Set down every record below exactly as written.

[Component data from apps and pages]
'''
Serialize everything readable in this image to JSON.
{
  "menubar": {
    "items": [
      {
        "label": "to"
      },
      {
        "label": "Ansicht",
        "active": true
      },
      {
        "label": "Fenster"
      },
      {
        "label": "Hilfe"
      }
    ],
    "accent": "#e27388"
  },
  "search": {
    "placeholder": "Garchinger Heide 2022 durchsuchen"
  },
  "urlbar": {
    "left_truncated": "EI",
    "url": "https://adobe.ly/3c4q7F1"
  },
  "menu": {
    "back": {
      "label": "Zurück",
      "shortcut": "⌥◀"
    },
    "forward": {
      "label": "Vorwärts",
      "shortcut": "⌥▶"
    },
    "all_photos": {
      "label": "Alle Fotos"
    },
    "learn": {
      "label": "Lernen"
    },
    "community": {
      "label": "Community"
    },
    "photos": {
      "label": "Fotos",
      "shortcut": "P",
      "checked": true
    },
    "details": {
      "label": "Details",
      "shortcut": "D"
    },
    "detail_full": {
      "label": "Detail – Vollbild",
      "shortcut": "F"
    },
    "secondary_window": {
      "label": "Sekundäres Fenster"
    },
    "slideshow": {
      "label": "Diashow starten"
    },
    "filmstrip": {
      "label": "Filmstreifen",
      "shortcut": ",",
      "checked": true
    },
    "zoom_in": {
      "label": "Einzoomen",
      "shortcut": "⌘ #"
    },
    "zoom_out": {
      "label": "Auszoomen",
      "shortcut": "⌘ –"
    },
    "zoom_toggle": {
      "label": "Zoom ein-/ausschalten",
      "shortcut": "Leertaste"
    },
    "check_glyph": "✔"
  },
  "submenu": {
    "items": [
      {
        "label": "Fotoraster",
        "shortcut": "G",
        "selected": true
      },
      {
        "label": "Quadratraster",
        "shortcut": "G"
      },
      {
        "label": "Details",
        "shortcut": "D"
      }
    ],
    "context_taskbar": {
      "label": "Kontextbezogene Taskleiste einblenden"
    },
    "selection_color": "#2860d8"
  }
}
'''
## Solution to this exercise
Serialize everything readable in this image to JSON.
{
  "menubar": {
    "items": [
      {
        "label": "to"
      },
      {
        "label": "Ansicht",
        "active": true
      },
      {
        "label": "Fenster"
      },
      {
        "label": "Hilfe"
      }
    ],
    "accent": "#e27388"
  },
  "search": {
    "placeholder": "Garchinger Heide 2022 durchsuchen"
  },
  "urlbar": {
    "left_truncated": "EI",
    "url": "https://adobe.ly/3c4q7F1"
  },
  "menu": {
    "back": {
      "label": "Zurück",
      "shortcut": "⌥◀"
    },
    "forward": {
      "label": "Vorwärts",
      "shortcut": "⌥▶"
    },
    "all_photos": {
      "label": "Alle Fotos"
    },
    "learn": {
      "label": "Lernen"
    },
    "community": {
      "label": "Community"
    },
    "photos": {
      "label": "Fotos",
      "shortcut": "P",
      "checked": true
    },
    "details": {
      "label": "Details",
      "shortcut": "D"
    },
    "detail_full": {
      "label": "Detail – Vollbild",
      "shortcut": "F"
    },
    "secondary_window": {
      "label": "Sekundäres Fenster"
    },
    "slideshow": {
      "label": "Diashow starten"
    },
    "filmstrip": {
      "label": "Filmstreifen",
      "shortcut": ",",
      "checked": true
    },
    "zoom_in": {
      "label": "Einzoomen",
      "shortcut": "⌘ #"
    },
    "zoom_out": {
      "label": "Auszoomen",
      "shortcut": "⌘ –"
    },
    "zoom_toggle": {
      "label": "Zoom ein-/ausschalten",
      "shortcut": "Leertaste"
    },
    "check_glyph": "✔"
  },
  "submenu": {
    "items": [
      {
        "label": "Fotoraster",
        "shortcut": "G",
        "selected": true
      },
      {
        "label": "Quadratraster",
        "shortcut": "G"
      },
      {
        "label": "Details",
        "shortcut": "D"
      }
    ],
    "context_taskbar": {
      "label": "Kontextbezogene Taskleiste einblenden"
    },
    "selection_color": "#2860d8"
  }
}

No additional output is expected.